Task brief: Each line that includes "icon" must be copied from the records.

Entries from a dataset of interfaces:

_____

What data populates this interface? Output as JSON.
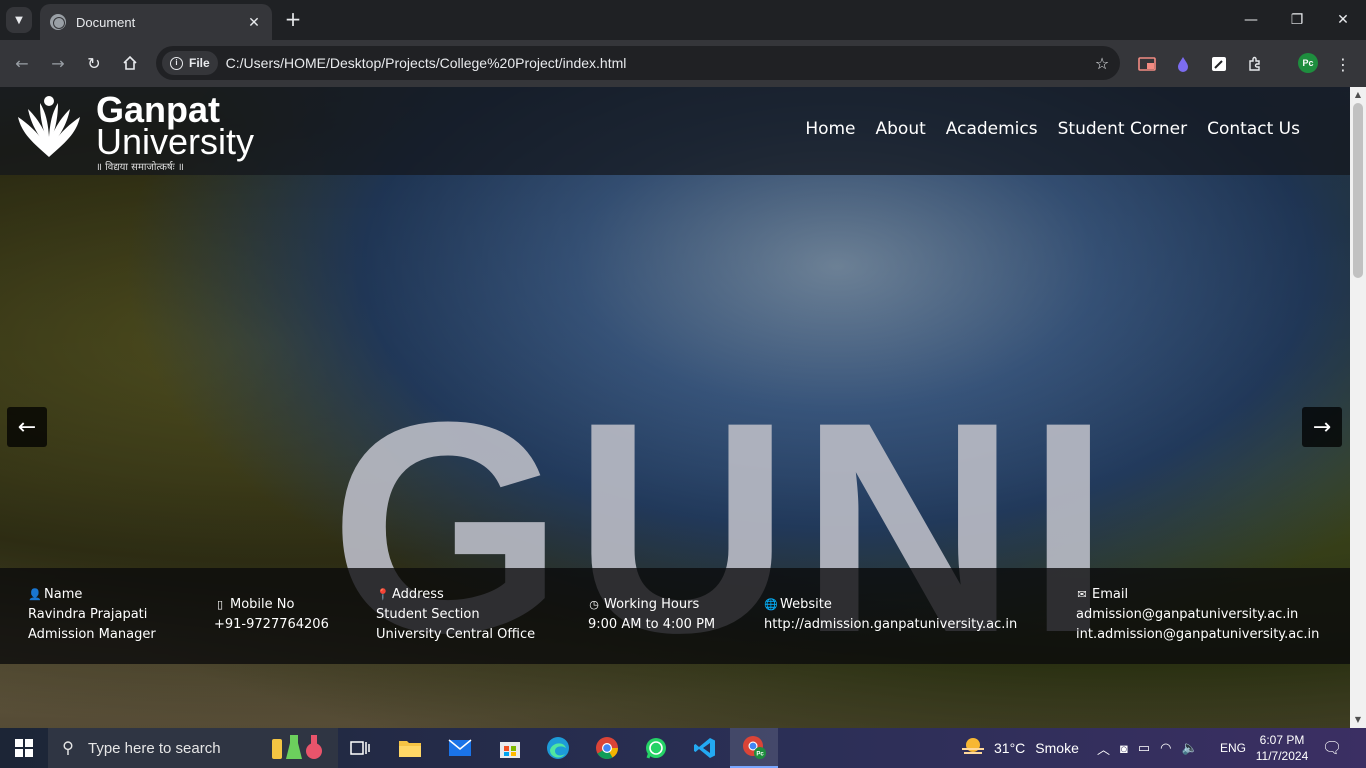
{
  "browser": {
    "tab_title": "Document",
    "tab_close": "✕",
    "new_tab": "+",
    "chip_label": "File",
    "url": "C:/Users/HOME/Desktop/Projects/College%20Project/index.html",
    "profile_initials": "Pc"
  },
  "site": {
    "logo_line1": "Ganpat",
    "logo_line2": "University",
    "logo_motto": "॥ विद्यया समाजोत्कर्षः ॥",
    "nav": [
      "Home",
      "About",
      "Academics",
      "Student Corner",
      "Contact Us"
    ],
    "hero_text": "GUNI",
    "prev_arrow": "←",
    "next_arrow": "→"
  },
  "contact": {
    "name": {
      "heading": "Name",
      "line1": "Ravindra Prajapati",
      "line2": "Admission Manager",
      "icon": "user-icon"
    },
    "mobile": {
      "heading": "Mobile No",
      "line1": "+91-9727764206",
      "icon": "mobile-icon"
    },
    "address": {
      "heading": "Address",
      "line1": "Student Section",
      "line2": "University Central Office",
      "icon": "map-marker-icon"
    },
    "hours": {
      "heading": "Working Hours",
      "line1": "9:00 AM to 4:00 PM",
      "icon": "clock-icon"
    },
    "website": {
      "heading": "Website",
      "line1": "http://admission.ganpatuniversity.ac.in",
      "icon": "globe-icon"
    },
    "email": {
      "heading": "Email",
      "line1": "admission@ganpatuniversity.ac.in",
      "line2": "int.admission@ganpatuniversity.ac.in",
      "icon": "envelope-icon"
    }
  },
  "taskbar": {
    "search_placeholder": "Type here to search",
    "weather_temp": "31°C",
    "weather_desc": "Smoke",
    "language": "ENG",
    "time": "6:07 PM",
    "date": "11/7/2024"
  }
}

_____

Solution to this task:
      "icon": "user-icon"
      "icon": "mobile-icon"
      "icon": "map-marker-icon"
      "icon": "clock-icon"
      "icon": "globe-icon"
      "icon": "envelope-icon"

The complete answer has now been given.